As our new students arrive at UEA next week, third year student Natasha Wakelin shares her advice.
As I approach my third and final year as a politics student at the University of East Anglia, there are a few recommendations I am eager to make to the new students who will be joining us shortly. You will be given abundant good (and bad) university advice by various knowledgeable (and clueless) people, but hopefully these few nuggets of wisdom enhance your experience of politics at UEA.
1. Extra-curricular activities – get involved.
The best and quickest way to integrate into life at UEA is to meet people, and the easiest way to do that is though clubs, societies, and other university opportunities. Have a look at the student union website (http://www.ueastudent.com/main-menu/student-opportunities) to see what is on offer, go along to the Freshers’ Fair on the 23rd September to get more information or join, and make the most of your school’s academic activities (see below). Go along, try them out, and soon you’ll feel right at home.
2. Academic activities – make the most of what is on offer.
The ‘sub-school’ of PSI (Political, Social and International Studies) will offer you numerous events which, on top of compulsory teaching, will get you meeting others and get you thinking. Such events include various series of guest lectures, weekly student led discussion forums, and ‘question time’ evenings with a collection of faculty members.
These are organised specifically for students and offer a unique opportunity for you to engage with current issues in an academic, but friendly environment. In order to make the most of these opportunities:
- pay attention to your UEA PPL emails (lots of the events will be advertised by email)
- join the UEA PSI Society Facebook Page (the PSI Discussion Forum, PSI socials and other academic events more will all be advertised here)

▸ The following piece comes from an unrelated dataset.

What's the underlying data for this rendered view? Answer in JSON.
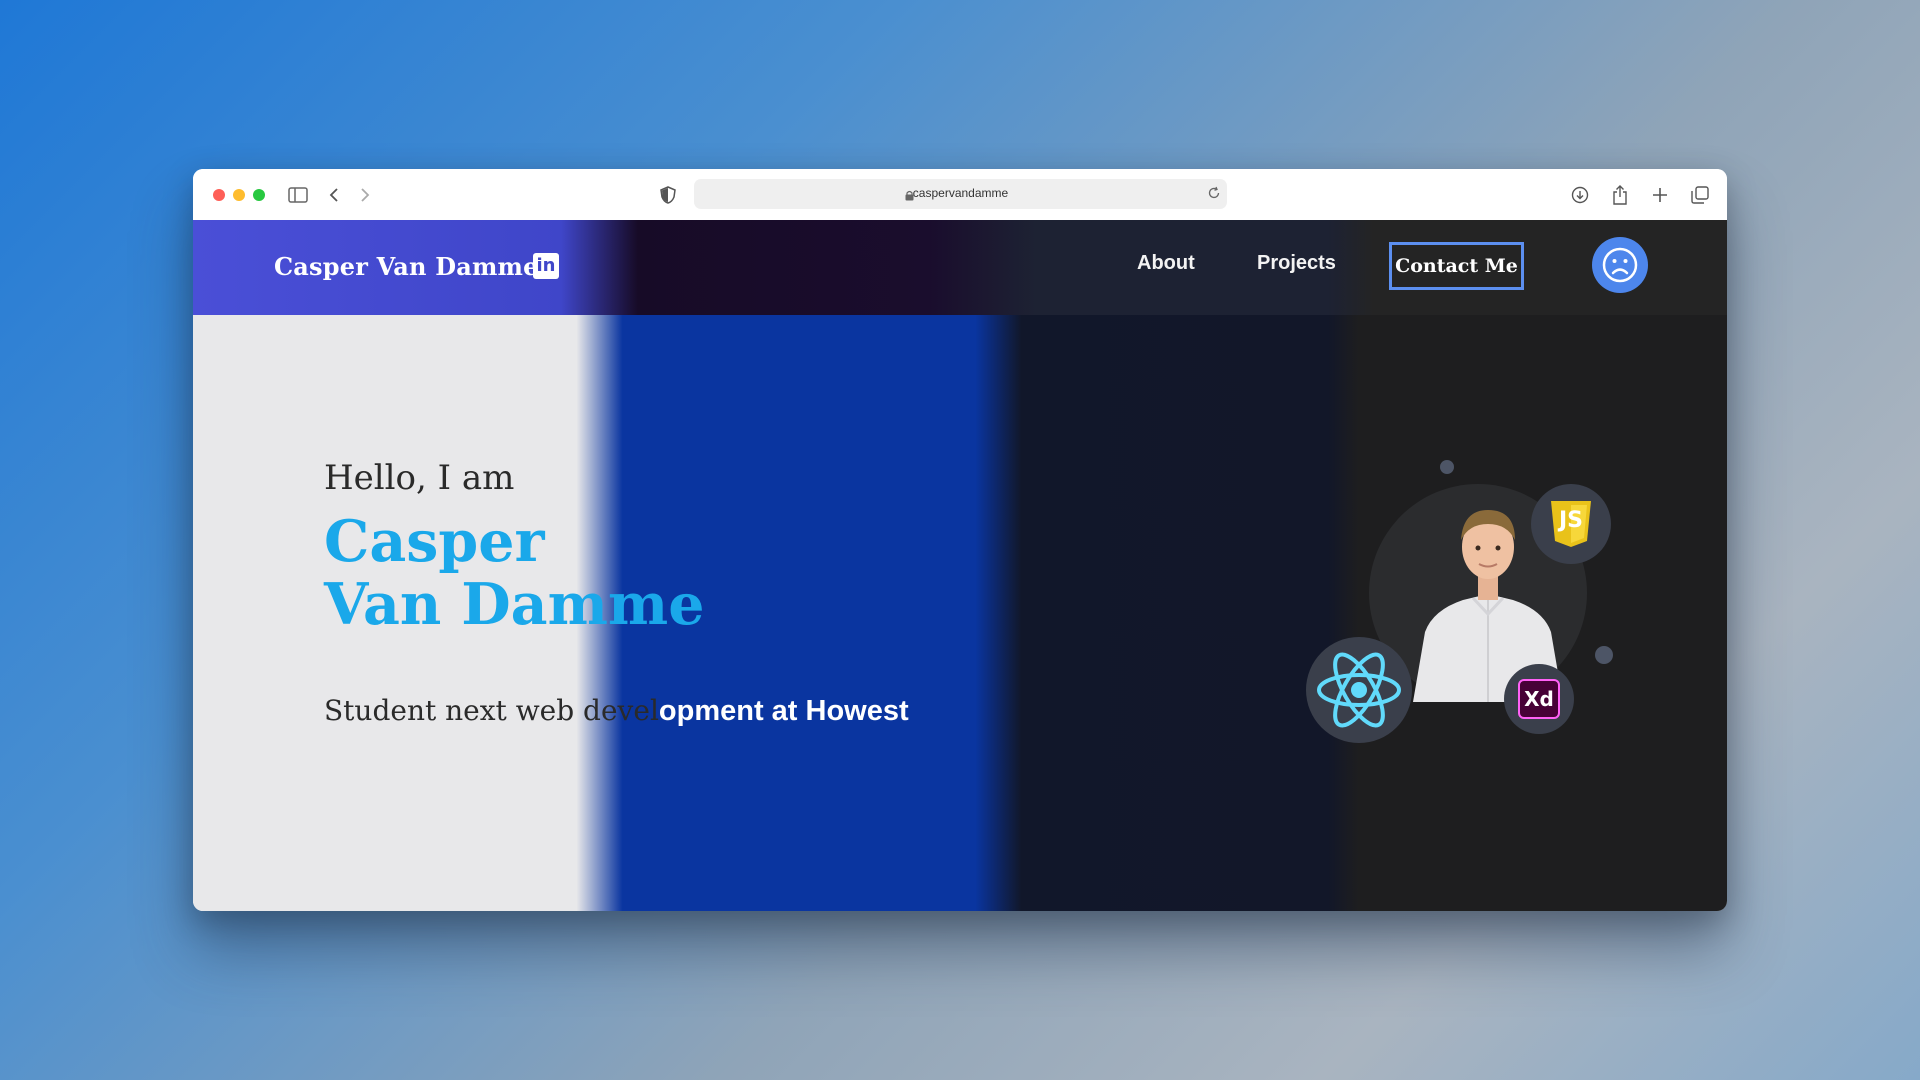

- Pick the events that interest you and go! (If you’re feeling nervous, lazy, or just unsure, you must force yourself to attend because you’ll leave feeling the opposite!)
Getting involved with these free activities can be a great way to bring your studies to life, make course friends, and enhance your academic interests and potential. University will most likely be the only opportunity you get to experience such stimulating events – don’t miss out!
3. Don’t be afraid to seek help – it will be challenging.
Whether you’re struggling to keep up with your set reading, aren’t happy in your flat, don’t like the course you’re on or just feel overwhelmed and homesick, UEA is there to help. There are various ports of call, such as your lecturer or academic advisor, the Dean of Students, the Medical Centre, the Hub, UEA Nightline, the PSI Society and your PSI buddy, who are all there to provide help and guidance. It will be tough at times, but you’ll emerge at the end of it a more independent, critical thinking and capable individual.
It’s hard to give generic advice to people I don’t even know yet, but I hope those three points are a start. I am a PSI buddy and am more than happy to give further advice to anyone who might want it – don’t hesitate to email me on firstname.lastname@example.org. Best of luck, and I’ll see you soon!
Natasha Wakelin is a third year politics student at the University of East Anglia.